START GIVEN ENTRIES

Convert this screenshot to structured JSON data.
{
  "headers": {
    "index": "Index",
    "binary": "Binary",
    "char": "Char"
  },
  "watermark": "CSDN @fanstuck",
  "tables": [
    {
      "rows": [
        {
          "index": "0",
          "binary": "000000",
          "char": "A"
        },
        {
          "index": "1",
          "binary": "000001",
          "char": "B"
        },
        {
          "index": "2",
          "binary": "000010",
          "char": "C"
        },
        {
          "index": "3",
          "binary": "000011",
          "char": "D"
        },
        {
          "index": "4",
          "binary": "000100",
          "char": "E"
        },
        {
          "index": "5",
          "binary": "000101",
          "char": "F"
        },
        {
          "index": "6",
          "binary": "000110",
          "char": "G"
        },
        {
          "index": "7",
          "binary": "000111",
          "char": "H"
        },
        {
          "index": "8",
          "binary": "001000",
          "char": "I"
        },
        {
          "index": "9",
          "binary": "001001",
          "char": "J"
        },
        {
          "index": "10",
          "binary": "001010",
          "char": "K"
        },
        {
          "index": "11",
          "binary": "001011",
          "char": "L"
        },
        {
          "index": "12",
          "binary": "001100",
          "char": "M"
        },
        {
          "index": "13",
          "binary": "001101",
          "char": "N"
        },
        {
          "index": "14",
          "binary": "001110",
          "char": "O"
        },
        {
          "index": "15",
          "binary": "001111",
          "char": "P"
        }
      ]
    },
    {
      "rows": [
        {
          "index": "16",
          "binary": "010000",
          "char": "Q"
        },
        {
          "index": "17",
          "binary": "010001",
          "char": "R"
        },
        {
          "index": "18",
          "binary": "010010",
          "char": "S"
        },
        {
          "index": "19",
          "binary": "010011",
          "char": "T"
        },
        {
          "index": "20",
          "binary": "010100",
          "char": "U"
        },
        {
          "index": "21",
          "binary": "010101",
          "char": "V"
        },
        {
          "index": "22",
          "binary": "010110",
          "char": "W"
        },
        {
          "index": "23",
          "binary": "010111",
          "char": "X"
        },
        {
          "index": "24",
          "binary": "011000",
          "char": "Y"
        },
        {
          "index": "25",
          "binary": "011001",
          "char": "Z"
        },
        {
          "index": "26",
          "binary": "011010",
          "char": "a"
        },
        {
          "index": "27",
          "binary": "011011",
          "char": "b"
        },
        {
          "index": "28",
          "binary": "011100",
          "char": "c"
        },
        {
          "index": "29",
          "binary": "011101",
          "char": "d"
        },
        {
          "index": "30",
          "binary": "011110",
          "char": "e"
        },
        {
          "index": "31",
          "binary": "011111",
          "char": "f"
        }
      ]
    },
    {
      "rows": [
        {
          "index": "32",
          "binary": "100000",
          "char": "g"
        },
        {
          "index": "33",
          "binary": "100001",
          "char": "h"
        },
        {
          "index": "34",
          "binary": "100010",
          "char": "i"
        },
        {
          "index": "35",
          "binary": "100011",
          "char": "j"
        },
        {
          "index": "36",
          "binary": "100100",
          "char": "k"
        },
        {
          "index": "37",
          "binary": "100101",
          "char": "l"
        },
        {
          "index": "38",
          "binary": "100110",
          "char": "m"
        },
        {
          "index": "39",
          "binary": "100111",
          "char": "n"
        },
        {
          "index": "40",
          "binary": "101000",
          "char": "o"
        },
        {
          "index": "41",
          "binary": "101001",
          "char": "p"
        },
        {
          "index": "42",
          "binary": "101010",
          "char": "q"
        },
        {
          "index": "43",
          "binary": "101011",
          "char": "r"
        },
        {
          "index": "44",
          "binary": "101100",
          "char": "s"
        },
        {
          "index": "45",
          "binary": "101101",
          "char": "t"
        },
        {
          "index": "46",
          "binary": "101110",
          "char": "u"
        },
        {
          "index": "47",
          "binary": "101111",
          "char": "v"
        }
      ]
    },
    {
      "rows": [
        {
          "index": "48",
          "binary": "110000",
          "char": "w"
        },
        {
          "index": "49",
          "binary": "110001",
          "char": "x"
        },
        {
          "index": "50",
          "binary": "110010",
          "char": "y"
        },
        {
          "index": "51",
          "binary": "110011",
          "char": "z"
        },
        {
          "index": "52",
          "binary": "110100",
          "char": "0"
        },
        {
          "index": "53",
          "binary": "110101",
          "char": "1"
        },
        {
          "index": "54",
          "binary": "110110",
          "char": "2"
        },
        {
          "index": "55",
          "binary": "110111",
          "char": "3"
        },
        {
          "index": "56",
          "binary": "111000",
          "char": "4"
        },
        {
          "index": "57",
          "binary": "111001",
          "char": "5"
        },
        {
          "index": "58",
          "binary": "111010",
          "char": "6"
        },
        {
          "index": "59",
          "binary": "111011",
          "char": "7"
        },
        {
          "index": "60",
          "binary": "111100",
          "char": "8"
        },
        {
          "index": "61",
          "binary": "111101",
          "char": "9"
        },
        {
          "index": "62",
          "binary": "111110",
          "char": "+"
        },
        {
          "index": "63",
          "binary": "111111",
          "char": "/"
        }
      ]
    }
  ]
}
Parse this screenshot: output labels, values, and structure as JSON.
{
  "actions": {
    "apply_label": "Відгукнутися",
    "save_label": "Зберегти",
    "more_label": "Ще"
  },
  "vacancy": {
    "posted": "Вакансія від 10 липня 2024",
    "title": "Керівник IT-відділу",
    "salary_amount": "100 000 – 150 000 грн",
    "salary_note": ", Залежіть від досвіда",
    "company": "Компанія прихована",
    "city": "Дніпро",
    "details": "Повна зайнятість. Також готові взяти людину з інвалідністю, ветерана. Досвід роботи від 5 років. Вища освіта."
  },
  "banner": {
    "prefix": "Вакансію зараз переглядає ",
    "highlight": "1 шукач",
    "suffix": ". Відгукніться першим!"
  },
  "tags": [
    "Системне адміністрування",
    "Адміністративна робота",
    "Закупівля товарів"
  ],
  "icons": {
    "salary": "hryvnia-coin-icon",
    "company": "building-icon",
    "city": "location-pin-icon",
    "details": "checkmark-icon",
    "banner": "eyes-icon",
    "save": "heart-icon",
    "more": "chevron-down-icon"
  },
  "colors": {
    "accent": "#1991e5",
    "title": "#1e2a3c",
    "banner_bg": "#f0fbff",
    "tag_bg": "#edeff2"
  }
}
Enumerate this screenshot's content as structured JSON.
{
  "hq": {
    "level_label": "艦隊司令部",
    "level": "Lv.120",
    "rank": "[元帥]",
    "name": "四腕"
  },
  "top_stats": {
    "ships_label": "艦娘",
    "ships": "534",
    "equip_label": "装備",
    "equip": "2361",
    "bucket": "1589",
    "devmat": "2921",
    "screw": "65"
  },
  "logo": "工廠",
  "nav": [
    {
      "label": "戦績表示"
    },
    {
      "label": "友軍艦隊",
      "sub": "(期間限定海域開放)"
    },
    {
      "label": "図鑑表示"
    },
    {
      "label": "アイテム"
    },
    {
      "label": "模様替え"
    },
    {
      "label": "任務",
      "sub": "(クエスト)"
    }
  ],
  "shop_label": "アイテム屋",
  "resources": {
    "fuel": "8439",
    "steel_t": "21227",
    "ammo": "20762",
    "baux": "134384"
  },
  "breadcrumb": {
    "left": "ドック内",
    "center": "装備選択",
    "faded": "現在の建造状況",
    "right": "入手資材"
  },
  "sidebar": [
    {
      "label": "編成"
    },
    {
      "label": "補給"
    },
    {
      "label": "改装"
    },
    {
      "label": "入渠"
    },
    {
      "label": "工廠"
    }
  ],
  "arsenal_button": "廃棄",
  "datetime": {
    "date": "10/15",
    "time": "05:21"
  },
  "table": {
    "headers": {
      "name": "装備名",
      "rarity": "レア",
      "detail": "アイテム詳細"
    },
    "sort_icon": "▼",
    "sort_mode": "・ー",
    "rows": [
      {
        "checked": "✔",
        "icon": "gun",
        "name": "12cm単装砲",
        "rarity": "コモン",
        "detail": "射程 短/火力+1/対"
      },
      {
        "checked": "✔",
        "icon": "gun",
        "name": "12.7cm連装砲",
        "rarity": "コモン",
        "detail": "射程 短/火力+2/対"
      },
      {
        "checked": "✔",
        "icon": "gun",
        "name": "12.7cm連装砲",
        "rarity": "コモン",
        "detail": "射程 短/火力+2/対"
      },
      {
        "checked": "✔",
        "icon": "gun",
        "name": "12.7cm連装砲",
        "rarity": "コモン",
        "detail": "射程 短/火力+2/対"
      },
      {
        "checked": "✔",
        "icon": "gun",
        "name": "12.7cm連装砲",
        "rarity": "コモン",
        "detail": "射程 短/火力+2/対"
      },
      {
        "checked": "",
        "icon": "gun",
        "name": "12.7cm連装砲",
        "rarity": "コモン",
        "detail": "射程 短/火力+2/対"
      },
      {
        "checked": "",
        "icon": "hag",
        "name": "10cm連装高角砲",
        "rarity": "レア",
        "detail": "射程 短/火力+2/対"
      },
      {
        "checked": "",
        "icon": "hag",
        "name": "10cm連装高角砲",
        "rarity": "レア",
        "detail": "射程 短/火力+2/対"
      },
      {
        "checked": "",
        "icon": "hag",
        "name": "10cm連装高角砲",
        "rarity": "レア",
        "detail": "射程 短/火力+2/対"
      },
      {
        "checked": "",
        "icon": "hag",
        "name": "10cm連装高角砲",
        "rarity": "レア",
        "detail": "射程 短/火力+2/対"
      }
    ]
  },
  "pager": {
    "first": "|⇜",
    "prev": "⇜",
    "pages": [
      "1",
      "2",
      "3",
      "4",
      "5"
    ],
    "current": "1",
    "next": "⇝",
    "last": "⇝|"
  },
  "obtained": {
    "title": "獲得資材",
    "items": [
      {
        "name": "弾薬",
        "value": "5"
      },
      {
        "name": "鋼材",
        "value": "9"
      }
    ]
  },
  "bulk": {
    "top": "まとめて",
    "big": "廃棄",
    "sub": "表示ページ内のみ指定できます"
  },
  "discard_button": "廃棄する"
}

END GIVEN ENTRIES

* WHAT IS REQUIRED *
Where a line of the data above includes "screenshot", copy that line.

* RESPONSE *
Convert this screenshot to structured JSON data.
Parse this screenshot: output labels, values, and structure as JSON.
Enumerate this screenshot's content as structured JSON.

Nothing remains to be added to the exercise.